Racial trauma is the experience of encountering racism and/or negative or harmful racial encounters. This can happen either directly or indirectly by witnessing or hearing about racist acts that involve loved ones, those in your community, or individuals whose identity closely aligns to yours. Racial trauma is sometimes also described as race-based stress, race-related distress, or racial injury.
Symptoms related to distress manifest differently for individuals based on their unique experiences. As a result, members of marginalized racial groups will have their own nuanced experience of racial trauma. However, research indicates that negative or dangerous racial experiences can lead to symptoms such as:
These symptoms can impact the interpersonal, professional, and academic aspects of an individual’s life. Racial discrimination negatively impacts life satisfaction. If you are a student of color experiencing negative, uncomfortable, or dangerous racial encounters that are causing distress or are struggling to process your experience of racist acts know that we are here for you.
Understand your experience
Having the words to understand and articulate your experiences is powerful. Confusion related to your internal experience may increase feelings of distress, helplessness, and hopelessness. Find books, articles, podcasts, etc. related to defining, validating, and understanding racial trauma to increase your sense of awareness.
Engage in self-care that is empowering and protective
Understanding your own experience of racial trauma will also help you be intentional about your self-care practices. Engaging in self-care can range from limiting your social media use in an effort to avoid racial trauma triggers to engaging in activities that will increase feelings of empowerment. Whatever you choose, remember to be mindful of the function that it serves and be kind and compassionate towards yourself as you figure out what you need.
Reach out for support and help
When experiencing distress, there is a tendency to turn inwards and isolate from others for fear of being judged. Instead, consider connecting with friends and family to talk about those feelings, join in coping activities, and/or increase your sense of belongingness. Engaging in therapy if you choose is a helpful way to get support and understanding around your trauma experience.
Find places where your experiences are heard and validated
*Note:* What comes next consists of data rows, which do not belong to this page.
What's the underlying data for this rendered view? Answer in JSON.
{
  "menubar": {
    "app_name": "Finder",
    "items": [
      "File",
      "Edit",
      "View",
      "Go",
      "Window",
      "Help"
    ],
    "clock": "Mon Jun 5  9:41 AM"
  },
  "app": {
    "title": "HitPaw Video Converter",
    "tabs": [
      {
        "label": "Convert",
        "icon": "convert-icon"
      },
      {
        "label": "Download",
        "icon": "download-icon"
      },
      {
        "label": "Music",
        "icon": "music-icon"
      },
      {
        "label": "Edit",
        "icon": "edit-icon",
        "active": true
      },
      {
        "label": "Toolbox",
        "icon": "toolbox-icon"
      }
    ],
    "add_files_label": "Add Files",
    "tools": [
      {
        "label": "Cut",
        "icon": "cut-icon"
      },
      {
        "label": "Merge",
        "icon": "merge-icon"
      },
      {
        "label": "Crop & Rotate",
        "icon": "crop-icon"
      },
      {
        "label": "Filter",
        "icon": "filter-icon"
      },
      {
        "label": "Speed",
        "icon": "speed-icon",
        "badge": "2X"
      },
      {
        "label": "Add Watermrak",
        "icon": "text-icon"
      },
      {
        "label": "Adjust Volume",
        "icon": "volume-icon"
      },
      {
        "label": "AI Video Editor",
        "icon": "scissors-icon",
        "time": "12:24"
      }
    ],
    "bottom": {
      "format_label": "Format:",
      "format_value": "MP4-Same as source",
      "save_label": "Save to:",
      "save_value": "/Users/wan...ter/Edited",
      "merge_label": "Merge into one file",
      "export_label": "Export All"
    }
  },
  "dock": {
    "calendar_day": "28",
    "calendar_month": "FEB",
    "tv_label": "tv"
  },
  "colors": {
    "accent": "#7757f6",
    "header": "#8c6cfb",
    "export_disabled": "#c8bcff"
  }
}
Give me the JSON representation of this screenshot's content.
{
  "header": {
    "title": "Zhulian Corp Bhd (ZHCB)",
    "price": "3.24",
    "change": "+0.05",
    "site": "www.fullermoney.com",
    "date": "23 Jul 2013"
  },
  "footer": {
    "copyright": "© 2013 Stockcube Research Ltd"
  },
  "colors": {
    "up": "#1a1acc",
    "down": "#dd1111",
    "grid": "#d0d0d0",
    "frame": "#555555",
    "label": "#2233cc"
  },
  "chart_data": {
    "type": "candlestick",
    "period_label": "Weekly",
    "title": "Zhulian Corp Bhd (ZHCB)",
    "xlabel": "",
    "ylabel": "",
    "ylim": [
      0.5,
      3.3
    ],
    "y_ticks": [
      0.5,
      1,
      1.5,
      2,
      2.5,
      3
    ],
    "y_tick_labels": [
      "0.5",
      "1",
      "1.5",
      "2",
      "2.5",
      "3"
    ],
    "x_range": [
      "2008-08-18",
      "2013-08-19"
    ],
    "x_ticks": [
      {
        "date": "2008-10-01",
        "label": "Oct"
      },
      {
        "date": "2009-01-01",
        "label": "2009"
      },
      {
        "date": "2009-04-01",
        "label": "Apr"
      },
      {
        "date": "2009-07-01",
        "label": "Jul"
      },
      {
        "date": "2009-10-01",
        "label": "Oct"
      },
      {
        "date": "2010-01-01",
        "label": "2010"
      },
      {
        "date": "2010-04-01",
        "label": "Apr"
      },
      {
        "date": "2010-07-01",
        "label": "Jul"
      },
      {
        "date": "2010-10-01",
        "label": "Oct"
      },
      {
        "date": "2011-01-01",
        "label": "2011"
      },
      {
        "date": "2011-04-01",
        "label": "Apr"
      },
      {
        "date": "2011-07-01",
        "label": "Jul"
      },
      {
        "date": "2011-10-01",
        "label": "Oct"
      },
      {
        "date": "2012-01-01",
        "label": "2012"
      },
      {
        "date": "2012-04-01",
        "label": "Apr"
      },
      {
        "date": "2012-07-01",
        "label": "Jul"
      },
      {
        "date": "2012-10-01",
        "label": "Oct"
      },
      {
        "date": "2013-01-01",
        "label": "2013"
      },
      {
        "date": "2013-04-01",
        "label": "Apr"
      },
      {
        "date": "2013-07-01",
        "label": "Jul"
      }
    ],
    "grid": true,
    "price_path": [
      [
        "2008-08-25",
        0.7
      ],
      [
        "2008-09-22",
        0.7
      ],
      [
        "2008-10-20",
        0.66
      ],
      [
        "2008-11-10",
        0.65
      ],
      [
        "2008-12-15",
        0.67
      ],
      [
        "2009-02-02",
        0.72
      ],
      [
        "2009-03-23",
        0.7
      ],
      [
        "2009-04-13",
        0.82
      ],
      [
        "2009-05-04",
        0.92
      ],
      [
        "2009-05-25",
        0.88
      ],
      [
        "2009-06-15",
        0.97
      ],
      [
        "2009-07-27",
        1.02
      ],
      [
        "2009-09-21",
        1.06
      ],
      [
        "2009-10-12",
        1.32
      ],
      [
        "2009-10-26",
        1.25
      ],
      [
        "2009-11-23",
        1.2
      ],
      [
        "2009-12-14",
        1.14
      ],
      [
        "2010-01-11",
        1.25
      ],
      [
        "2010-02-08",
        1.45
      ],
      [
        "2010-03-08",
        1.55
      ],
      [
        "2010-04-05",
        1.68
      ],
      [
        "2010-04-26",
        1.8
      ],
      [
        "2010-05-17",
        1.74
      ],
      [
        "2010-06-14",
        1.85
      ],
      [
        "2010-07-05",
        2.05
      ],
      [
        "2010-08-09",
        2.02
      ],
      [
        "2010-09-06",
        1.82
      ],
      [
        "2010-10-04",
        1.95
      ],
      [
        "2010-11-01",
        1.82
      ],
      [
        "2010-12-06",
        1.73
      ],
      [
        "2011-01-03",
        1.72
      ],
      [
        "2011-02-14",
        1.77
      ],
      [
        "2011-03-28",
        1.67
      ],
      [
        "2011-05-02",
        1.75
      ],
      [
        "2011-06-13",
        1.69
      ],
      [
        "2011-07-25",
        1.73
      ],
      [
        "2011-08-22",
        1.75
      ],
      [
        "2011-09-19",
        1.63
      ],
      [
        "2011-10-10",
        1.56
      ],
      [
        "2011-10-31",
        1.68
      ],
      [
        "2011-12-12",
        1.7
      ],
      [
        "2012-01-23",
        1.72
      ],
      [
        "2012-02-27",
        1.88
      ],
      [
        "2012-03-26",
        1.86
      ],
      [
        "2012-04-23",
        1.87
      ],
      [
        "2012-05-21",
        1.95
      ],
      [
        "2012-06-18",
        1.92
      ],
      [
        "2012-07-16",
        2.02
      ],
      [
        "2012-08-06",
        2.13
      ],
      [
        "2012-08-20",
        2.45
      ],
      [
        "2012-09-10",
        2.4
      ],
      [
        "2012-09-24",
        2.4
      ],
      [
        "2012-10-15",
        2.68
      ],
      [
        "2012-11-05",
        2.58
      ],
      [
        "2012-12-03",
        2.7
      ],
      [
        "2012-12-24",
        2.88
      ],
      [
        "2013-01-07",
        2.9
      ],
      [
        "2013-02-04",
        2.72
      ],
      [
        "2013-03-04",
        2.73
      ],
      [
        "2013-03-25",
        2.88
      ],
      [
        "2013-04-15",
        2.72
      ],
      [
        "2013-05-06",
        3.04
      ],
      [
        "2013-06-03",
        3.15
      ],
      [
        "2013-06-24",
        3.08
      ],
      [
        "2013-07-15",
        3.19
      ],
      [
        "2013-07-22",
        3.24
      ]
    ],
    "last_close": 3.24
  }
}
One symptom of racial trauma is feeling as if your racial identity or experiences will not be accepted. It is important to find places that challenge this notion. Find time to spend with individuals or join organizations that serve as safe and affirming places where you can share your experiences, process your thoughts, learn from others, or engage in joyful moments that increase your sense of belongingness and community.